Confederates who had rejected Reconstruction fled the United States in the wake of the Civil War—a voluntary exile that American history has more or less erased. The Confederados in Americana, Brazil, are one of the last remaining enclaves of the children of the unreconstructed South.
When The Sahara Was Green
The climate of the Sahara was completely different thousands of years ago. And we’re not talking about just a few years of extra rain. We’re talking about a climate that was so wet for so long that animals and humans alike made themselves at home in the middle of the Sahara.
How One NASA Image Tells Dozens Of Stories
In 2016, NASA used the Suomi NPP weather satellite to create a high resolution image of the earth at night. It can help us better understand the current developments and conflicts underway. The amount of light pollution is most severe in heavily populated areas, as well as in regions of high prosperity.
The Real Story Behind The Myth Of Area 51
For decades, Nevada’s Area 51 Air Force facility has represented the eye of a conspiratorial hurricane that swirls around “evidence” that aliens exist and are hiding behind its walls. Books, TV shows, and even massive online “raids” have tried to glimpse beyond its stark signs warning against trespassers.
The Climate Crisis Isn’t Coming, It’s Already Here
The climate crises will spell our doom, a disaster that’s not merely on its way—it’s already here. Rosecrans Baldwin embeds with the government agents and the doomsday experts preparing now for the plagues, and the panics, and the fast-approaching day when life on our warming planet finally falls apart.
A Tribute To North Korea’s Air Koryo By Arthur Mebius
Intrigued by the dedication of an airline crew who only fly to two destinations, photographer Arthur Mebius documents the experience of flying with North Korea’s Air Koryo. The photo series ‘Dear Sky’ offers an insight to Air Koryo’s aircraft and crew, from the perspective of Mebius as a passenger.
How And Why The Great Wall Of China Was Really Built
The Great Wall of China was built 2,200 years ago out of military necessity: to combat the Mongolian ancestors of Genghis Khan. Its construction was a marvel of military engineering.
Chasing Colombia’s ‘Cocaine Hippos’

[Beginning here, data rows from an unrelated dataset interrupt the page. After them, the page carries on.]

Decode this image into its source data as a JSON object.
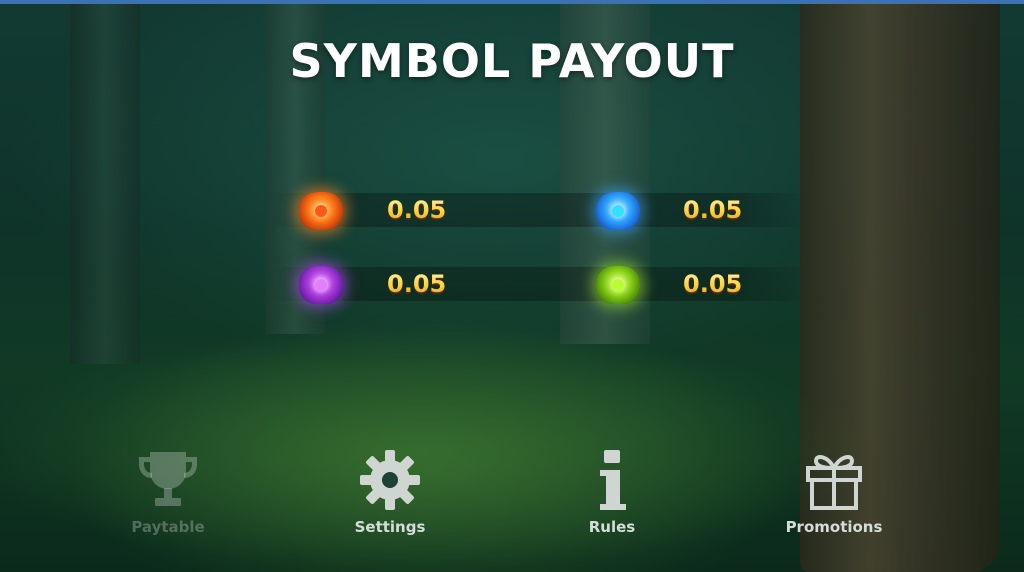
{
  "header": {
    "title": "SYMBOL PAYOUT"
  },
  "symbols": [
    {
      "name": "orange-gem",
      "color": "#ff7a18",
      "payout": "0.05"
    },
    {
      "name": "blue-gem",
      "color": "#2fa8ff",
      "payout": "0.05"
    },
    {
      "name": "purple-gem",
      "color": "#b040e0",
      "payout": "0.05"
    },
    {
      "name": "green-gem",
      "color": "#8ed61a",
      "payout": "0.05"
    }
  ],
  "nav": {
    "items": [
      {
        "label": "Paytable",
        "icon": "trophy-icon",
        "state": "inactive"
      },
      {
        "label": "Settings",
        "icon": "gear-icon",
        "state": "active"
      },
      {
        "label": "Rules",
        "icon": "info-icon",
        "state": "active"
      },
      {
        "label": "Promotions",
        "icon": "gift-icon",
        "state": "active"
      }
    ]
  },
  "colors": {
    "accent_bar": "#3a72b8",
    "payout_gold": "#ffd54a",
    "title_text": "#ffffff"
  }
}
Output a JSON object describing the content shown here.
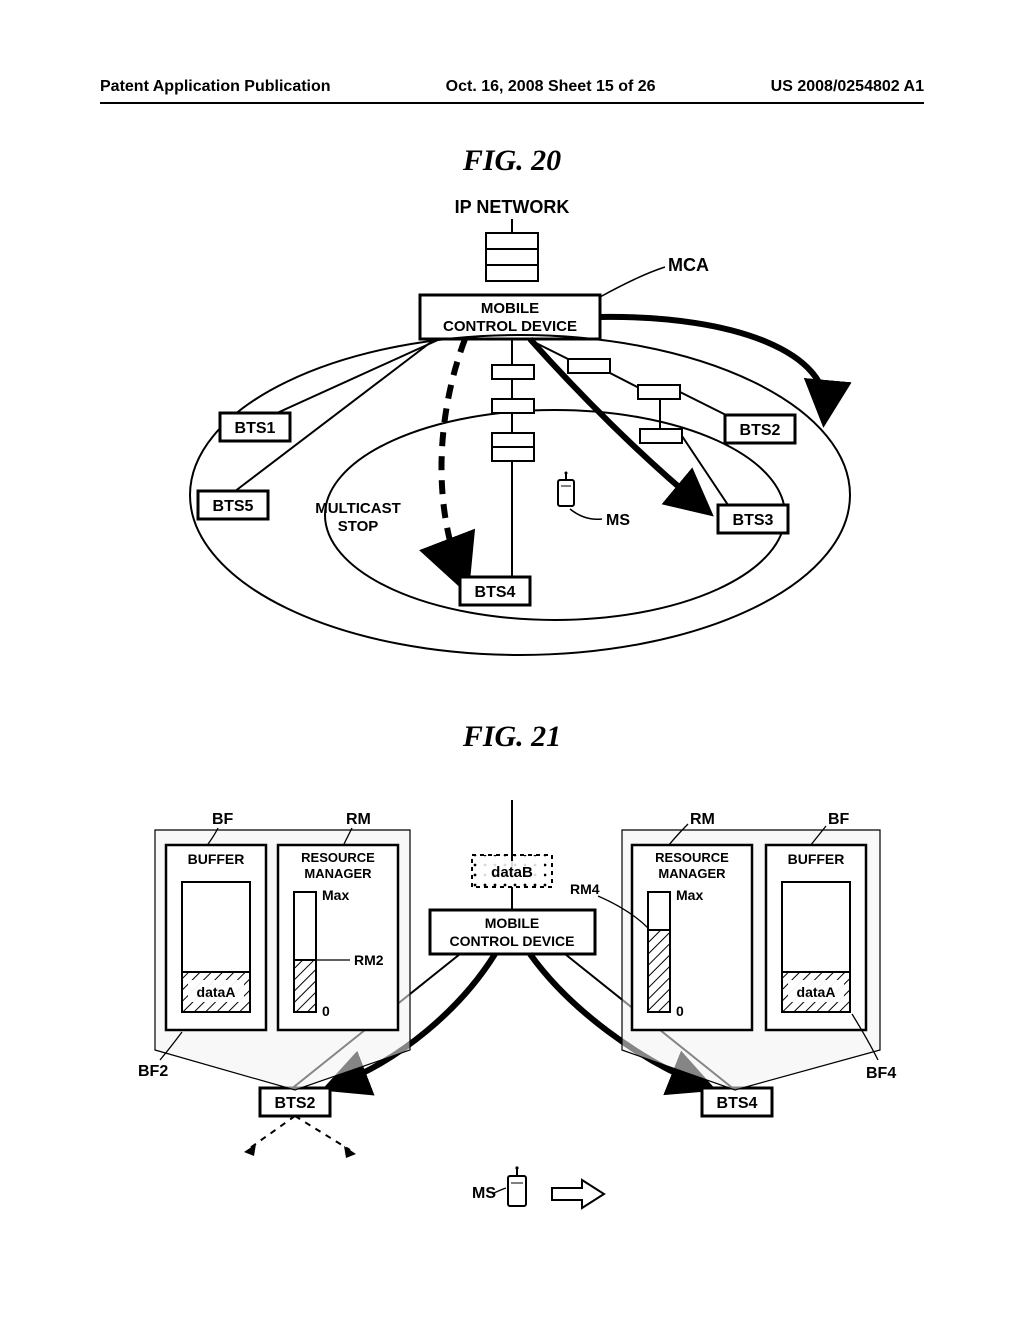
{
  "header": {
    "left": "Patent Application Publication",
    "center": "Oct. 16, 2008  Sheet 15 of 26",
    "right": "US 2008/0254802 A1"
  },
  "fig20": {
    "title": "FIG. 20",
    "ip_network": "IP NETWORK",
    "mca_label": "MCA",
    "mobile_control": "MOBILE\nCONTROL DEVICE",
    "bts1": "BTS1",
    "bts2": "BTS2",
    "bts3": "BTS3",
    "bts4": "BTS4",
    "bts5": "BTS5",
    "ms": "MS",
    "multicast_stop": "MULTICAST\nSTOP"
  },
  "fig21": {
    "title": "FIG. 21",
    "bf_label": "BF",
    "rm_label": "RM",
    "buffer": "BUFFER",
    "resource_manager": "RESOURCE\nMANAGER",
    "max": "Max",
    "zero": "0",
    "rm2": "RM2",
    "rm4": "RM4",
    "dataA": "dataA",
    "dataB": "dataB",
    "bf2": "BF2",
    "bf4": "BF4",
    "mobile_control": "MOBILE\nCONTROL DEVICE",
    "bts2": "BTS2",
    "bts4": "BTS4",
    "ms": "MS"
  }
}
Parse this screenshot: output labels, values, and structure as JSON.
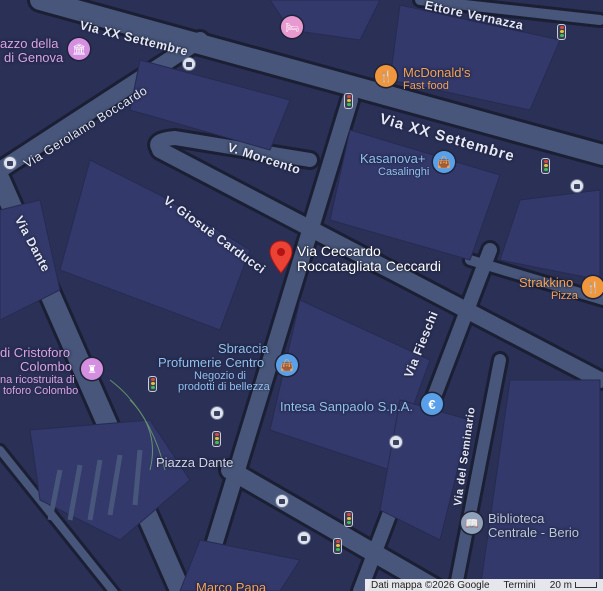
{
  "streets": {
    "via_xx_settembre_top": "Via XX Settembre",
    "via_xx_settembre_right": "Via XX Settembre",
    "ettore_vernazza": "Ettore Vernazza",
    "via_gerolamo_boccardo": "Via Gerolamo Boccardo",
    "v_morcento": "V. Morcento",
    "v_giosue_carducci": "V. Giosuè Carducci",
    "via_dante": "Via Dante",
    "via_fieschi": "Via Fieschi",
    "via_del_seminario": "Via del Seminario",
    "piazza_dante": "Piazza Dante"
  },
  "pois": {
    "palazzo": {
      "line1": "azzo della",
      "line2": "di Genova",
      "icon": "museum-icon",
      "color": "#d58fe0"
    },
    "mcdonalds": {
      "name": "McDonald's",
      "sub": "Fast food",
      "icon": "restaurant-icon",
      "color": "#f0963c"
    },
    "kasanova": {
      "name": "Kasanova+",
      "sub": "Casalinghi",
      "icon": "shopping-bag-icon",
      "color": "#5aa0e8"
    },
    "strakkino": {
      "name": "Strakkino",
      "sub": "Pizza",
      "icon": "restaurant-icon",
      "color": "#f0963c"
    },
    "sbraccia": {
      "line1": "Sbraccia",
      "line2": "Profumerie Centro",
      "sub1": "Negozio di",
      "sub2": "prodotti di bellezza",
      "icon": "shopping-bag-icon",
      "color": "#5aa0e8"
    },
    "intesa": {
      "name": "Intesa Sanpaolo S.p.A.",
      "icon": "euro-icon",
      "color": "#5aa0e8"
    },
    "casa_colombo": {
      "line1": "di Cristoforo",
      "line2": "Colombo",
      "sub1": "na ricostruita di",
      "sub2": "toforo Colombo",
      "icon": "monument-icon",
      "color": "#d58fe0"
    },
    "biblioteca": {
      "line1": "Biblioteca",
      "line2": "Centrale - Berio",
      "icon": "book-icon",
      "color": "#8fa0b8"
    },
    "marco_papa": {
      "name": "Marco Papa"
    },
    "hotel": {
      "icon": "hotel-icon",
      "color": "#e89ad0"
    }
  },
  "selected_place": {
    "line1": "Via Ceccardo",
    "line2": "Roccatagliata Ceccardi",
    "icon": "location-pin-icon",
    "color": "#ea4335"
  },
  "footer": {
    "attribution": "Dati mappa ©2026 Google",
    "terms": "Termini",
    "scale": "20 m"
  }
}
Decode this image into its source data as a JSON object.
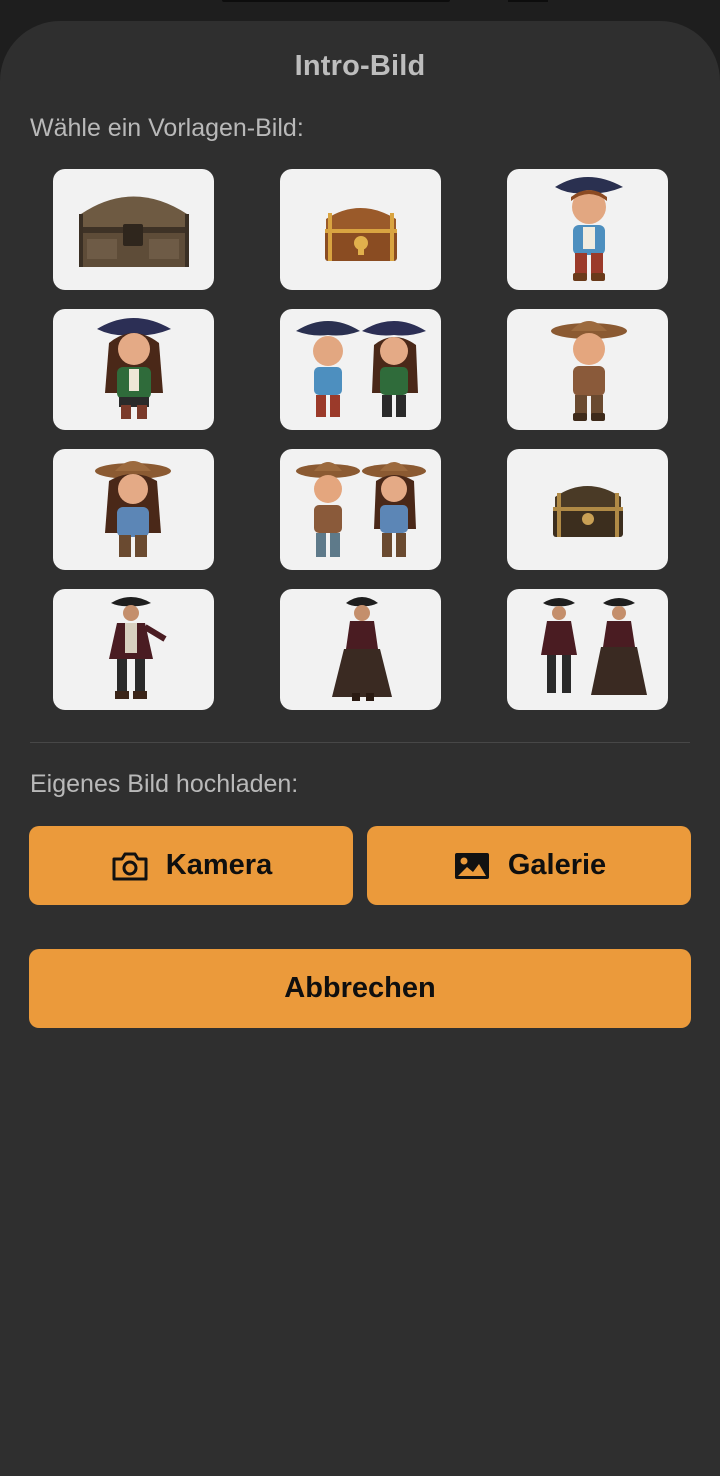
{
  "sheet": {
    "title": "Intro-Bild",
    "templates_label": "Wähle ein Vorlagen-Bild:",
    "upload_label": "Eigenes Bild hochladen:"
  },
  "templates": [
    {
      "kind": "chest-wooden"
    },
    {
      "kind": "chest-small"
    },
    {
      "kind": "pirate-boy"
    },
    {
      "kind": "pirate-girl"
    },
    {
      "kind": "pirate-kids-pair"
    },
    {
      "kind": "cowboy-boy"
    },
    {
      "kind": "cowgirl"
    },
    {
      "kind": "cowboy-kids-pair"
    },
    {
      "kind": "chest-ornate"
    },
    {
      "kind": "pirate-man"
    },
    {
      "kind": "pirate-woman"
    },
    {
      "kind": "pirate-adults-pair"
    }
  ],
  "buttons": {
    "camera_label": "Kamera",
    "camera_icon": "camera-icon",
    "gallery_label": "Galerie",
    "gallery_icon": "image-icon",
    "cancel_label": "Abbrechen"
  },
  "colors": {
    "sheet_background": "#2f2f2f",
    "button_accent": "#eb9a3b",
    "tile_background": "#f2f2f2"
  }
}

After the Colombian National Police killed Escobar in 1993, zoos and private collectors acquired the animals, all except the hippopotamuses. They are only hippos in the wild outside Africa. Escobar started with four hippos. Today, a UC San Diego biologist estimates there are 80 to 100.